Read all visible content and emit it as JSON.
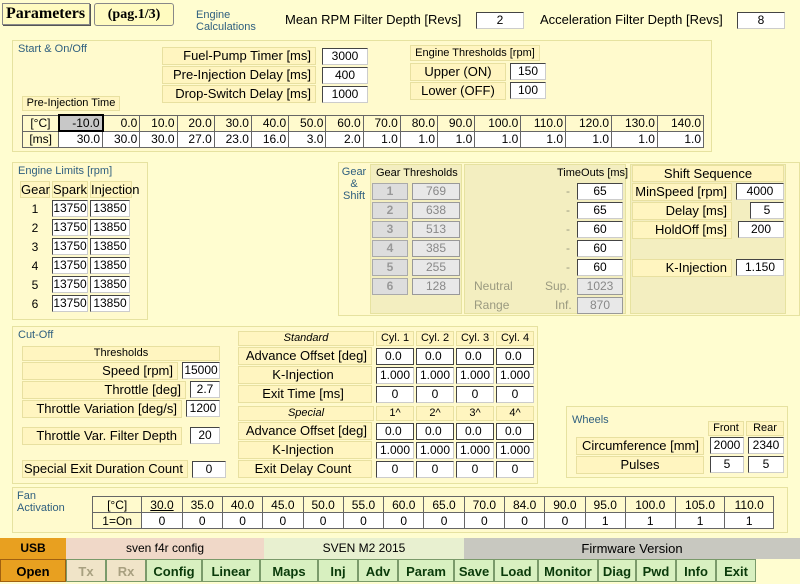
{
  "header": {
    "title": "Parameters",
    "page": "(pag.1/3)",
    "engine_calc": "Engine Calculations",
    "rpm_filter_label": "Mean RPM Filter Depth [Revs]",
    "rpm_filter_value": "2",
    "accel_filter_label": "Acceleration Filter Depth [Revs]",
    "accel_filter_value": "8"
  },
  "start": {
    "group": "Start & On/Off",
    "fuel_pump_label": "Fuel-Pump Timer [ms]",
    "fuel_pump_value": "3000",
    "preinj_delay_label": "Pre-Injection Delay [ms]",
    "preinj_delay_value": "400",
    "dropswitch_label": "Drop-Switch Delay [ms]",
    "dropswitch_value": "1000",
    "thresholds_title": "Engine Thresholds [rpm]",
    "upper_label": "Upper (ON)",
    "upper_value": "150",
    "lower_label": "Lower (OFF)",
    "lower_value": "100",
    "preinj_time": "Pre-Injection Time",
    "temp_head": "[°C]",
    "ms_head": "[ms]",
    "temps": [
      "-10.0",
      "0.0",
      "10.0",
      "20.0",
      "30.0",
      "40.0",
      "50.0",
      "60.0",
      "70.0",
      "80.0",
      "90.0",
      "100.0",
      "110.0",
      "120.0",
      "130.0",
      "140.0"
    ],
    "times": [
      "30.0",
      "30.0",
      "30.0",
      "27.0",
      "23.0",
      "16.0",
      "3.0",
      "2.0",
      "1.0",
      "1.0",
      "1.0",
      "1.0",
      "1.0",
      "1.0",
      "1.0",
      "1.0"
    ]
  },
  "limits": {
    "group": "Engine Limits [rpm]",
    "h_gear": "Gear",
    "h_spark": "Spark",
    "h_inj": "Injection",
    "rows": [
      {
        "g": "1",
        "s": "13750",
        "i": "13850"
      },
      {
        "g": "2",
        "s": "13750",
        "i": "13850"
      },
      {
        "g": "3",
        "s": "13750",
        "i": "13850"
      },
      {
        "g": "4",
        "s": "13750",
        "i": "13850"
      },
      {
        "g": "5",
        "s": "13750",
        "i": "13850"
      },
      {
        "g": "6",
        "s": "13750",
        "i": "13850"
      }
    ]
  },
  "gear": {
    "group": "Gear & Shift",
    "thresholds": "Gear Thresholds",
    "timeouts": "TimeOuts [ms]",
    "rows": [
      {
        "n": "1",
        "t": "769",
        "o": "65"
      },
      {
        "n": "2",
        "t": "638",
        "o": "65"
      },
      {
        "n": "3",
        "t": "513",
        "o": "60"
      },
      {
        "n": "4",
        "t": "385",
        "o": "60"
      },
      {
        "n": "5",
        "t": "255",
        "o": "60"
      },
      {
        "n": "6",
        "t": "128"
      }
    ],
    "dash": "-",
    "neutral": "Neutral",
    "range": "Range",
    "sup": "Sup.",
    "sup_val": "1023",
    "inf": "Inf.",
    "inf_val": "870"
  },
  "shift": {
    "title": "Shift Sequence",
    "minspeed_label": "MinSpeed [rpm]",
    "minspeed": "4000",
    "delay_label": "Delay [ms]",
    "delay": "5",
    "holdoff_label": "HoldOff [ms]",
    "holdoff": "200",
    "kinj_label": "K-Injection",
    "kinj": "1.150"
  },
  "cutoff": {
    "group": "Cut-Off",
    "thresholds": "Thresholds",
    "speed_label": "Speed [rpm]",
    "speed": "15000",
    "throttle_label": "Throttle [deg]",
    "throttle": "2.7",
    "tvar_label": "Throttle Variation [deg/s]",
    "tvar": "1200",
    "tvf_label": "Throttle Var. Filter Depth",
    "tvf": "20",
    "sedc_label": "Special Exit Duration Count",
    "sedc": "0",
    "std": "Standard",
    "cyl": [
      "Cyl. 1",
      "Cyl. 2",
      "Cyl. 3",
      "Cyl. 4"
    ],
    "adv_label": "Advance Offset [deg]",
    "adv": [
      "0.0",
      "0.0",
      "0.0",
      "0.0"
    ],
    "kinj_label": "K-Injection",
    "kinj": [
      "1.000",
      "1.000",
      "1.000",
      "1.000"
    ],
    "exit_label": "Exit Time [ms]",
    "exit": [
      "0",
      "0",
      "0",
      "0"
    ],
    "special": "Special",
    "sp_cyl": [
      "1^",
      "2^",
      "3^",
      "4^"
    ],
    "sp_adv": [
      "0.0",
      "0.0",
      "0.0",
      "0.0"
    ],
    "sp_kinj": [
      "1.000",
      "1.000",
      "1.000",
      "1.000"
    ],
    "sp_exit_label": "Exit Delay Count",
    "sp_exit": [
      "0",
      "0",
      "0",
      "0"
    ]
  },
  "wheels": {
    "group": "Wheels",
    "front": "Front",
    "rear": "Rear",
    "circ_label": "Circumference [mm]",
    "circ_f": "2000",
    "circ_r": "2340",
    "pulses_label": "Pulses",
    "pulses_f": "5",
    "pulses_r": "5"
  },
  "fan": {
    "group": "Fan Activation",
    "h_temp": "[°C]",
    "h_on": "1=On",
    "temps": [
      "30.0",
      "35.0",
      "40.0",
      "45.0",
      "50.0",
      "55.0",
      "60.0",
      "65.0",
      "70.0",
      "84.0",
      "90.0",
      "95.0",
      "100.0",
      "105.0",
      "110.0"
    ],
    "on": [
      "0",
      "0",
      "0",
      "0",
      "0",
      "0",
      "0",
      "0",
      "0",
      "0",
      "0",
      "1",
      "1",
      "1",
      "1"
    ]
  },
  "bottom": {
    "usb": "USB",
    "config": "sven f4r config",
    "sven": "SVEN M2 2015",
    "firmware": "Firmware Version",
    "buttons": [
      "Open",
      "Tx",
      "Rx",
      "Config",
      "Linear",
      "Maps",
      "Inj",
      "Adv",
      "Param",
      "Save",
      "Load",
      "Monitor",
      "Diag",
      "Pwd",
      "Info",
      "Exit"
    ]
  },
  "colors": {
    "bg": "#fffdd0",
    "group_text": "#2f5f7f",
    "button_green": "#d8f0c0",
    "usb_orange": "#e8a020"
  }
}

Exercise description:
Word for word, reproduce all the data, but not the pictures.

Response to this exercise:
Read all visible content and emit it as JSON.
{
  "header": {
    "title": "Parameters",
    "page": "(pag.1/3)",
    "engine_calc": "Engine Calculations",
    "rpm_filter_label": "Mean RPM Filter Depth [Revs]",
    "rpm_filter_value": "2",
    "accel_filter_label": "Acceleration Filter Depth [Revs]",
    "accel_filter_value": "8"
  },
  "start": {
    "group": "Start & On/Off",
    "fuel_pump_label": "Fuel-Pump Timer [ms]",
    "fuel_pump_value": "3000",
    "preinj_delay_label": "Pre-Injection Delay [ms]",
    "preinj_delay_value": "400",
    "dropswitch_label": "Drop-Switch Delay [ms]",
    "dropswitch_value": "1000",
    "thresholds_title": "Engine Thresholds [rpm]",
    "upper_label": "Upper (ON)",
    "upper_value": "150",
    "lower_label": "Lower (OFF)",
    "lower_value": "100",
    "preinj_time": "Pre-Injection Time",
    "temp_head": "[°C]",
    "ms_head": "[ms]",
    "temps": [
      "-10.0",
      "0.0",
      "10.0",
      "20.0",
      "30.0",
      "40.0",
      "50.0",
      "60.0",
      "70.0",
      "80.0",
      "90.0",
      "100.0",
      "110.0",
      "120.0",
      "130.0",
      "140.0"
    ],
    "times": [
      "30.0",
      "30.0",
      "30.0",
      "27.0",
      "23.0",
      "16.0",
      "3.0",
      "2.0",
      "1.0",
      "1.0",
      "1.0",
      "1.0",
      "1.0",
      "1.0",
      "1.0",
      "1.0"
    ]
  },
  "limits": {
    "group": "Engine Limits [rpm]",
    "h_gear": "Gear",
    "h_spark": "Spark",
    "h_inj": "Injection",
    "rows": [
      {
        "g": "1",
        "s": "13750",
        "i": "13850"
      },
      {
        "g": "2",
        "s": "13750",
        "i": "13850"
      },
      {
        "g": "3",
        "s": "13750",
        "i": "13850"
      },
      {
        "g": "4",
        "s": "13750",
        "i": "13850"
      },
      {
        "g": "5",
        "s": "13750",
        "i": "13850"
      },
      {
        "g": "6",
        "s": "13750",
        "i": "13850"
      }
    ]
  },
  "gear": {
    "group": "Gear & Shift",
    "thresholds": "Gear Thresholds",
    "timeouts": "TimeOuts [ms]",
    "rows": [
      {
        "n": "1",
        "t": "769",
        "o": "65"
      },
      {
        "n": "2",
        "t": "638",
        "o": "65"
      },
      {
        "n": "3",
        "t": "513",
        "o": "60"
      },
      {
        "n": "4",
        "t": "385",
        "o": "60"
      },
      {
        "n": "5",
        "t": "255",
        "o": "60"
      },
      {
        "n": "6",
        "t": "128"
      }
    ],
    "dash": "-",
    "neutral": "Neutral",
    "range": "Range",
    "sup": "Sup.",
    "sup_val": "1023",
    "inf": "Inf.",
    "inf_val": "870"
  },
  "shift": {
    "title": "Shift Sequence",
    "minspeed_label": "MinSpeed [rpm]",
    "minspeed": "4000",
    "delay_label": "Delay [ms]",
    "delay": "5",
    "holdoff_label": "HoldOff [ms]",
    "holdoff": "200",
    "kinj_label": "K-Injection",
    "kinj": "1.150"
  },
  "cutoff": {
    "group": "Cut-Off",
    "thresholds": "Thresholds",
    "speed_label": "Speed [rpm]",
    "speed": "15000",
    "throttle_label": "Throttle [deg]",
    "throttle": "2.7",
    "tvar_label": "Throttle Variation [deg/s]",
    "tvar": "1200",
    "tvf_label": "Throttle Var. Filter Depth",
    "tvf": "20",
    "sedc_label": "Special Exit Duration Count",
    "sedc": "0",
    "std": "Standard",
    "cyl": [
      "Cyl. 1",
      "Cyl. 2",
      "Cyl. 3",
      "Cyl. 4"
    ],
    "adv_label": "Advance Offset [deg]",
    "adv": [
      "0.0",
      "0.0",
      "0.0",
      "0.0"
    ],
    "kinj_label": "K-Injection",
    "kinj": [
      "1.000",
      "1.000",
      "1.000",
      "1.000"
    ],
    "exit_label": "Exit Time [ms]",
    "exit": [
      "0",
      "0",
      "0",
      "0"
    ],
    "special": "Special",
    "sp_cyl": [
      "1^",
      "2^",
      "3^",
      "4^"
    ],
    "sp_adv": [
      "0.0",
      "0.0",
      "0.0",
      "0.0"
    ],
    "sp_kinj": [
      "1.000",
      "1.000",
      "1.000",
      "1.000"
    ],
    "sp_exit_label": "Exit Delay Count",
    "sp_exit": [
      "0",
      "0",
      "0",
      "0"
    ]
  },
  "wheels": {
    "group": "Wheels",
    "front": "Front",
    "rear": "Rear",
    "circ_label": "Circumference [mm]",
    "circ_f": "2000",
    "circ_r": "2340",
    "pulses_label": "Pulses",
    "pulses_f": "5",
    "pulses_r": "5"
  },
  "fan": {
    "group": "Fan Activation",
    "h_temp": "[°C]",
    "h_on": "1=On",
    "temps": [
      "30.0",
      "35.0",
      "40.0",
      "45.0",
      "50.0",
      "55.0",
      "60.0",
      "65.0",
      "70.0",
      "84.0",
      "90.0",
      "95.0",
      "100.0",
      "105.0",
      "110.0"
    ],
    "on": [
      "0",
      "0",
      "0",
      "0",
      "0",
      "0",
      "0",
      "0",
      "0",
      "0",
      "0",
      "1",
      "1",
      "1",
      "1"
    ]
  },
  "bottom": {
    "usb": "USB",
    "config": "sven f4r config",
    "sven": "SVEN M2 2015",
    "firmware": "Firmware Version",
    "buttons": [
      "Open",
      "Tx",
      "Rx",
      "Config",
      "Linear",
      "Maps",
      "Inj",
      "Adv",
      "Param",
      "Save",
      "Load",
      "Monitor",
      "Diag",
      "Pwd",
      "Info",
      "Exit"
    ]
  },
  "colors": {
    "bg": "#fffdd0",
    "group_text": "#2f5f7f",
    "button_green": "#d8f0c0",
    "usb_orange": "#e8a020"
  }
}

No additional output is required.